- [Exercise directions]
Your job is to report every line of the entries that has "tray".

Data records for software interfaces
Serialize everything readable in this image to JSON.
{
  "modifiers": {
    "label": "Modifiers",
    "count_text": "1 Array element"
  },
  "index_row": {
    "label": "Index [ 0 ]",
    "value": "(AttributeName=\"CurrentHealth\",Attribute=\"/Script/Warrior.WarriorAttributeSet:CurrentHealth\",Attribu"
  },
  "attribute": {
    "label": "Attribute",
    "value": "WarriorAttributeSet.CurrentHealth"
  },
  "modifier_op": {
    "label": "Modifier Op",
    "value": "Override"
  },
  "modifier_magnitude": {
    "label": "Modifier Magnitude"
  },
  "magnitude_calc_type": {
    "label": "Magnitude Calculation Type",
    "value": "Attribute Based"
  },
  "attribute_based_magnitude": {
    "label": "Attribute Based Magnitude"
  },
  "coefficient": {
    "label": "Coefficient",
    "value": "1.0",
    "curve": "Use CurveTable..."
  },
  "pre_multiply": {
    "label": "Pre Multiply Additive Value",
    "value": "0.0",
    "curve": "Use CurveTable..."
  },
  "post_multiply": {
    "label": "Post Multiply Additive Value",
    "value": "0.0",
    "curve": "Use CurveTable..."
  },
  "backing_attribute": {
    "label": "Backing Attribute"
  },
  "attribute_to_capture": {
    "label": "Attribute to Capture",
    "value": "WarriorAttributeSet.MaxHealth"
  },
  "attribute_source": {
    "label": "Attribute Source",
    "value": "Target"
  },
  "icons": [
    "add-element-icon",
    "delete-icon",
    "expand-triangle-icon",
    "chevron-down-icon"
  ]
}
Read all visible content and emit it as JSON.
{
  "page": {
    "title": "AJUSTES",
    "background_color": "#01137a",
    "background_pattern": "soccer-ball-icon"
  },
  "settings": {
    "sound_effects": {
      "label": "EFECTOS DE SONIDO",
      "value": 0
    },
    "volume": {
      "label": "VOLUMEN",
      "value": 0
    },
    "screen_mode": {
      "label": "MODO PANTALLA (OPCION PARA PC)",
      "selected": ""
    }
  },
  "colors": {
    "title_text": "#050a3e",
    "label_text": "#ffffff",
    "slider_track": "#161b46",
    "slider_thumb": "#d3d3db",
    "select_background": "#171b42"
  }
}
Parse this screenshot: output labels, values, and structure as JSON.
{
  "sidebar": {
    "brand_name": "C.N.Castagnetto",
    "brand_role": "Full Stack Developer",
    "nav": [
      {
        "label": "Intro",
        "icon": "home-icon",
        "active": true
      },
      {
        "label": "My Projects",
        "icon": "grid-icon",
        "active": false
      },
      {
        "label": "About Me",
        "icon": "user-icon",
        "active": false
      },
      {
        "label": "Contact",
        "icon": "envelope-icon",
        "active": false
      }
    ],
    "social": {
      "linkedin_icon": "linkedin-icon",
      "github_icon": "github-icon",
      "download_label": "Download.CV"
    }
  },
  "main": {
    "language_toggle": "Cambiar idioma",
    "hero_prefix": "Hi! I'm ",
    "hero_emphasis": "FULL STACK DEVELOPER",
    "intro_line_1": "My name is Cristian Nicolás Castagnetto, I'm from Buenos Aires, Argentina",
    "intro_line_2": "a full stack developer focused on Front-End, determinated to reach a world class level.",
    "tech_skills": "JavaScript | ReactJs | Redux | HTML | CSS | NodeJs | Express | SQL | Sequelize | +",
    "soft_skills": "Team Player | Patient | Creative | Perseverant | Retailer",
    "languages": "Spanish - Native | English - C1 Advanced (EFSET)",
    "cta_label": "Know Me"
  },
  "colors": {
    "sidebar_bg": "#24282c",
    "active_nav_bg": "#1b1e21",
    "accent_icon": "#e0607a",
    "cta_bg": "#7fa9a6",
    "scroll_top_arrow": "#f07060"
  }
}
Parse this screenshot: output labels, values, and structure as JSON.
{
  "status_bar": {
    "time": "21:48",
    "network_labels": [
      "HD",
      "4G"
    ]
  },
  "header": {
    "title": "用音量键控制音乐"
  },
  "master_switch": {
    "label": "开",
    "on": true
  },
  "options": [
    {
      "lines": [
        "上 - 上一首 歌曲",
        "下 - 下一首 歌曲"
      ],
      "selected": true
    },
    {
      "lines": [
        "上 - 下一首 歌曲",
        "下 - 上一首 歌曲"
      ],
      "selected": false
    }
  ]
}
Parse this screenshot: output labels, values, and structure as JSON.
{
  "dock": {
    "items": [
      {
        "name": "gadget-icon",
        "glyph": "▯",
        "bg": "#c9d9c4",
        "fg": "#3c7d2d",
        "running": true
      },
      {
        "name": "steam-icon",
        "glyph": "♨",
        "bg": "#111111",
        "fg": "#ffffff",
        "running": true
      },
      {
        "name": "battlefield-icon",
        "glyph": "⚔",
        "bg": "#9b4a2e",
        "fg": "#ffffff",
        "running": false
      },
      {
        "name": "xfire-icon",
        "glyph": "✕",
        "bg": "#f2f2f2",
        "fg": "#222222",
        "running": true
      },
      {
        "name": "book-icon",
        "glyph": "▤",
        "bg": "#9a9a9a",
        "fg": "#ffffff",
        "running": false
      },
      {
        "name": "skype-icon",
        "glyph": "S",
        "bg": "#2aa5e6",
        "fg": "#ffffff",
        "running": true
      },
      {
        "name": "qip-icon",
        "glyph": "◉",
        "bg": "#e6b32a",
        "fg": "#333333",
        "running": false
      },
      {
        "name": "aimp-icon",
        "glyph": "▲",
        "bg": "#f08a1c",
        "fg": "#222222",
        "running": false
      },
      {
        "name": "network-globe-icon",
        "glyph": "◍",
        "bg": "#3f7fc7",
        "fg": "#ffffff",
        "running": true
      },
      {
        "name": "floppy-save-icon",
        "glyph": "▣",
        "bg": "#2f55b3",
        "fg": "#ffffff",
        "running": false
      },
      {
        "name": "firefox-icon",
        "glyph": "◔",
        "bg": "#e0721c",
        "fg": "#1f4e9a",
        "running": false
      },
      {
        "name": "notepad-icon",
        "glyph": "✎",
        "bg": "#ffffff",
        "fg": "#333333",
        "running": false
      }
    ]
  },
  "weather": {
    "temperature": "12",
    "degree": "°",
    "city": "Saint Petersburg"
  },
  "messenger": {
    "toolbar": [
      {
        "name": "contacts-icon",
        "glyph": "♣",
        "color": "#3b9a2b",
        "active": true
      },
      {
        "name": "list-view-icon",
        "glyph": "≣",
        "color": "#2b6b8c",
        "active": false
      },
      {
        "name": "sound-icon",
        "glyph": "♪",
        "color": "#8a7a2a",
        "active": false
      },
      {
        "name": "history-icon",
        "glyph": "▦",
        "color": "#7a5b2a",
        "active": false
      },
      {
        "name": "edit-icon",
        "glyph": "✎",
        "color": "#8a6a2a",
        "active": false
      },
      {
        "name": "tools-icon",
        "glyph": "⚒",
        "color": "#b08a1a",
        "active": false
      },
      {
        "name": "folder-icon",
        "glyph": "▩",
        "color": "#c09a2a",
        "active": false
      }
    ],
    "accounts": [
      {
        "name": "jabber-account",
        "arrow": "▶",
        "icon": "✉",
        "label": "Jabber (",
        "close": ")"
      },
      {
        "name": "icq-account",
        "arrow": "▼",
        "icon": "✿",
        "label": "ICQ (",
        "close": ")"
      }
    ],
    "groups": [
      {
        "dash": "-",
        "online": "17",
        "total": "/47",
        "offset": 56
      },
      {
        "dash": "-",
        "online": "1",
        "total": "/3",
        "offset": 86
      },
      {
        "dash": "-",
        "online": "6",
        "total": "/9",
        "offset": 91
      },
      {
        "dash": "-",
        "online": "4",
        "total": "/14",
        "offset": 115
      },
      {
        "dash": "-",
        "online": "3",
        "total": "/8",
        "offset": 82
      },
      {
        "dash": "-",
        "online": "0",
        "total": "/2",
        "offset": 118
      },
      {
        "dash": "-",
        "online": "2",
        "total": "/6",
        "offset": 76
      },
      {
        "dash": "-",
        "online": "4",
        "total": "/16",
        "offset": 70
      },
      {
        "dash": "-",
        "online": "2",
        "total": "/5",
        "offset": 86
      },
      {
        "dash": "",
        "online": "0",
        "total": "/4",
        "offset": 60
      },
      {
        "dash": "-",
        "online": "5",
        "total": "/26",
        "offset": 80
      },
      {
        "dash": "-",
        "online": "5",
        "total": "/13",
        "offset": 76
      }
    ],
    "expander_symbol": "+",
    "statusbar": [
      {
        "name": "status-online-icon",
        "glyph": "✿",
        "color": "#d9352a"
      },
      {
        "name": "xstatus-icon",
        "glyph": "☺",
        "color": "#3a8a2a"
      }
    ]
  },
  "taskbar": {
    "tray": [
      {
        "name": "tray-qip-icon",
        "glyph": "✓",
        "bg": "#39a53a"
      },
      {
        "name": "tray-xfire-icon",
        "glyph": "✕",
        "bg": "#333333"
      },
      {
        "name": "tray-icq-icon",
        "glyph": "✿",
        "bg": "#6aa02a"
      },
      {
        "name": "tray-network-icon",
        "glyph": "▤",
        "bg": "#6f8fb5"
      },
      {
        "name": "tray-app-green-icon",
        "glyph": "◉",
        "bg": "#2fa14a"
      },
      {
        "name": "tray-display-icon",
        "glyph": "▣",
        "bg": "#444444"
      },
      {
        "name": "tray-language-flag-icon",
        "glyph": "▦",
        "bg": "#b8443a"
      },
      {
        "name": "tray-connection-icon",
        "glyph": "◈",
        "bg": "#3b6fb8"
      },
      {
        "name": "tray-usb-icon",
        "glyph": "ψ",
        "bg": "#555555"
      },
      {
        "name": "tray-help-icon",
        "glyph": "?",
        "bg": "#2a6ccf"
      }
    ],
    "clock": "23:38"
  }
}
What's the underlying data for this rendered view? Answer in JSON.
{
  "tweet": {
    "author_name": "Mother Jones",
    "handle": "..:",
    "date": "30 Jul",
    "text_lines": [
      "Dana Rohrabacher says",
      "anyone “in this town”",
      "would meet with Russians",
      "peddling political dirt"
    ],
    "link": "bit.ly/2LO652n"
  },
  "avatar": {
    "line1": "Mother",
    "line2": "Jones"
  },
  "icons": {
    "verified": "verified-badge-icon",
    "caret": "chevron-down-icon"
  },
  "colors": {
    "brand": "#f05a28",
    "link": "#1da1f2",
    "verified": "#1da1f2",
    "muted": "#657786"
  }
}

- [Output]
    "tray": [
        "name": "tray-qip-icon",
        "name": "tray-xfire-icon",
        "name": "tray-icq-icon",
        "name": "tray-network-icon",
        "name": "tray-app-green-icon",
        "name": "tray-display-icon",
        "name": "tray-language-flag-icon",
        "name": "tray-connection-icon",
        "name": "tray-usb-icon",
        "name": "tray-help-icon",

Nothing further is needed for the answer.